» **THE PROBLEM**
Tell how many lines in the data hold "this", giving that figure alone.

» **TASK INPUTS**
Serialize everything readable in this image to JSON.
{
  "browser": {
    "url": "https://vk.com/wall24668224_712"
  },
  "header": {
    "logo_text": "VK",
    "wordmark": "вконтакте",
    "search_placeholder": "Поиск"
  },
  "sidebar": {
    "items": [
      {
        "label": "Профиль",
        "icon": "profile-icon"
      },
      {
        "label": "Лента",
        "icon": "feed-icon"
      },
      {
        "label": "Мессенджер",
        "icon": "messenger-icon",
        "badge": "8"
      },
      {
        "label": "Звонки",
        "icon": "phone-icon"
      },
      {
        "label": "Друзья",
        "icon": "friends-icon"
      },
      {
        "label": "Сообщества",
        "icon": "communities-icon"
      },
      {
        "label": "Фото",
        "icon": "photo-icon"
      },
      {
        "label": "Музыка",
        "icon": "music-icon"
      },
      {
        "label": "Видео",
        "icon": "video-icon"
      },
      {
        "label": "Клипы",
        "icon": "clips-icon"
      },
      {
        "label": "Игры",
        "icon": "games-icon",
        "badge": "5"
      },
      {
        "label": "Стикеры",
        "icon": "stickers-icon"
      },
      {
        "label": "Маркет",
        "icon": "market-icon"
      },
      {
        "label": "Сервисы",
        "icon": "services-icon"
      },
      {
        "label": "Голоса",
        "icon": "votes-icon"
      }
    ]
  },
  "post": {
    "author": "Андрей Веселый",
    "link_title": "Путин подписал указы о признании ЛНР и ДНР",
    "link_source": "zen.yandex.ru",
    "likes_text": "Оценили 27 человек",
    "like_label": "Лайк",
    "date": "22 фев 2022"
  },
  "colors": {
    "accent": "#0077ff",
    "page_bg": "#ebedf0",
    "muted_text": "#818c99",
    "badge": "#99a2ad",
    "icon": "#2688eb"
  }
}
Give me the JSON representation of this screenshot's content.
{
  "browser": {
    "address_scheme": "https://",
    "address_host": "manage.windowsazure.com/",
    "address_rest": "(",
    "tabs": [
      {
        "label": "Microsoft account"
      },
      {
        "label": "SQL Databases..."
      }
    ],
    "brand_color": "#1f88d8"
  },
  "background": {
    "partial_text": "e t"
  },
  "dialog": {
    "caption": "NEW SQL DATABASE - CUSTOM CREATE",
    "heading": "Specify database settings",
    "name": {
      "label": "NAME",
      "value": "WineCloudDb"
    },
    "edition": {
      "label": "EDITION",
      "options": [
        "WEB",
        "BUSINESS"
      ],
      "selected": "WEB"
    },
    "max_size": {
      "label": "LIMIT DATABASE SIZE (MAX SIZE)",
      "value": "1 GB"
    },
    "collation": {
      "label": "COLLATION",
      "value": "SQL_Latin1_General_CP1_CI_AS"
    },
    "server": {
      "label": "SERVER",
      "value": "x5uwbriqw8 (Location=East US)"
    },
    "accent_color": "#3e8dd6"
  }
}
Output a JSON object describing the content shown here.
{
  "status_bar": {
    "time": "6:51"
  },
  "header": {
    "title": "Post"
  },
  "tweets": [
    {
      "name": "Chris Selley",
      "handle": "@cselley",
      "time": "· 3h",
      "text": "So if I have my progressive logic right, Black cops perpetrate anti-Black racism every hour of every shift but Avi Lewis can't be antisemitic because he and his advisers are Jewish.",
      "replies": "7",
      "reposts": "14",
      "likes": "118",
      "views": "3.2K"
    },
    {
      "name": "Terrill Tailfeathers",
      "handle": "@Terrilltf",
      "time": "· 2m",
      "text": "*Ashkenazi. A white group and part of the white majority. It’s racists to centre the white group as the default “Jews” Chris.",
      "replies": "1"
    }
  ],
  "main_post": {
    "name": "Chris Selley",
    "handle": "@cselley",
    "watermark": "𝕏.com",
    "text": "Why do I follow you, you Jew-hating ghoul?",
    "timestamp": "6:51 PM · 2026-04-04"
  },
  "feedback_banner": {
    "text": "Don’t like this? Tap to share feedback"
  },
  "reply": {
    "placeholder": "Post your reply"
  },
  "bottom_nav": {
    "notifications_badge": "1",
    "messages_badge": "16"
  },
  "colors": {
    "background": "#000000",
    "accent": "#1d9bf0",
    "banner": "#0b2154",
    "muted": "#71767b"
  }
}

» **ANSWER SECTION**
3